• DATA SECTION:
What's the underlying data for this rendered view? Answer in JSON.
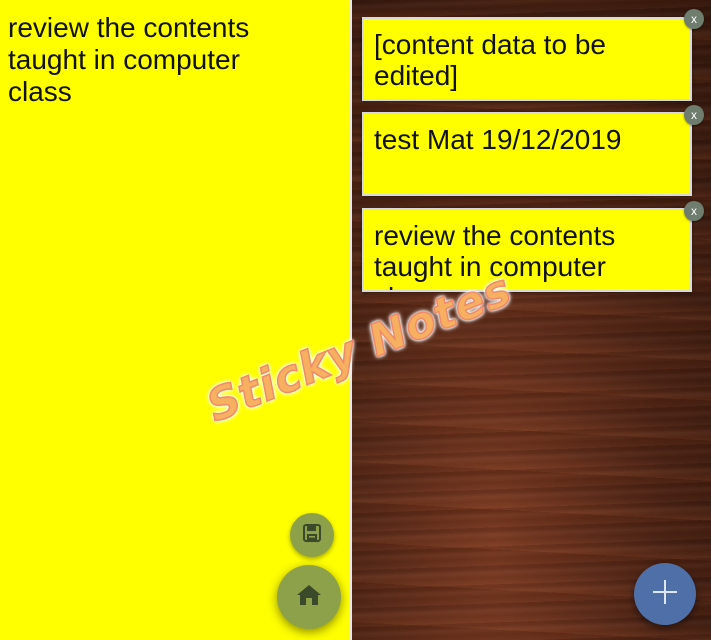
{
  "editor": {
    "text": "review the contents\ntaught in computer\nclass",
    "save_icon": "save-icon",
    "home_icon": "home-icon",
    "bg_color": "#ffff00",
    "fab_color": "#8da14a"
  },
  "board": {
    "notes": [
      {
        "text": "[content data to be\nedited]",
        "close_label": "x"
      },
      {
        "text": "test Mat 19/12/2019",
        "close_label": "x"
      },
      {
        "text": "review the contents\ntaught in computer\nclass",
        "close_label": "x"
      }
    ],
    "add_icon": "plus-icon",
    "add_color": "#4f6fa8"
  },
  "watermark": {
    "text": "Sticky Notes"
  }
}
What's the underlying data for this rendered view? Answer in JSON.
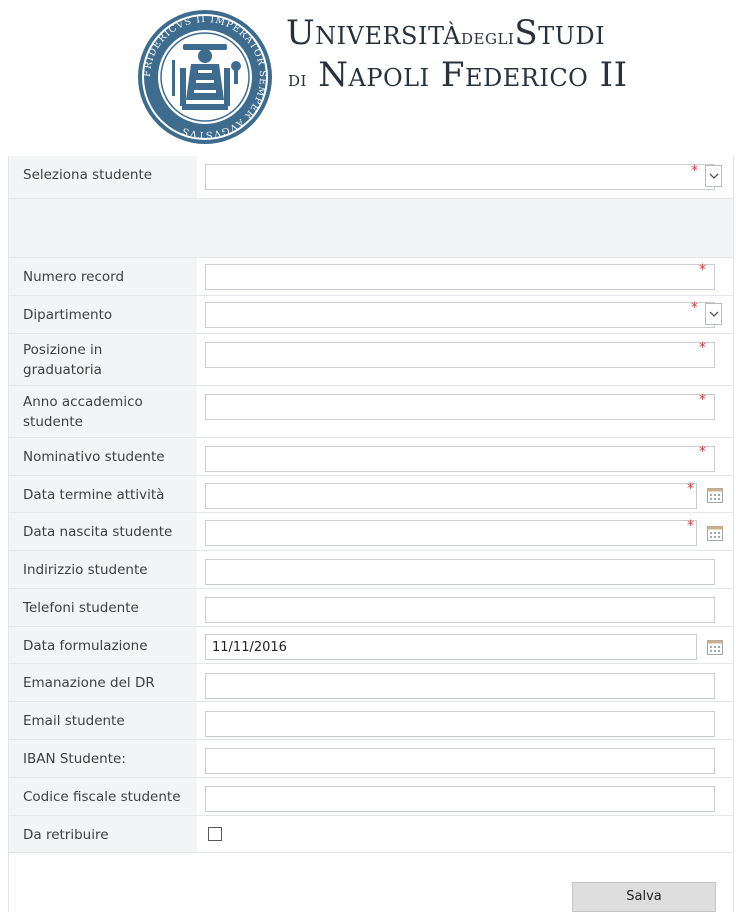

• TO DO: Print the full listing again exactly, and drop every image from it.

• OUTPUT FOR THIS EXERCISE:
What's the underlying data for this rendered view? Answer in JSON.
{
  "editor": {
    "text": "review the contents\ntaught in computer\nclass",
    "save_icon": "save-icon",
    "home_icon": "home-icon",
    "bg_color": "#ffff00",
    "fab_color": "#8da14a"
  },
  "board": {
    "notes": [
      {
        "text": "[content data to be\nedited]",
        "close_label": "x"
      },
      {
        "text": "test Mat 19/12/2019",
        "close_label": "x"
      },
      {
        "text": "review the contents\ntaught in computer\nclass",
        "close_label": "x"
      }
    ],
    "add_icon": "plus-icon",
    "add_color": "#4f6fa8"
  },
  "watermark": {
    "text": "Sticky Notes"
  }
}
What's the underlying data for this rendered view? Answer in JSON.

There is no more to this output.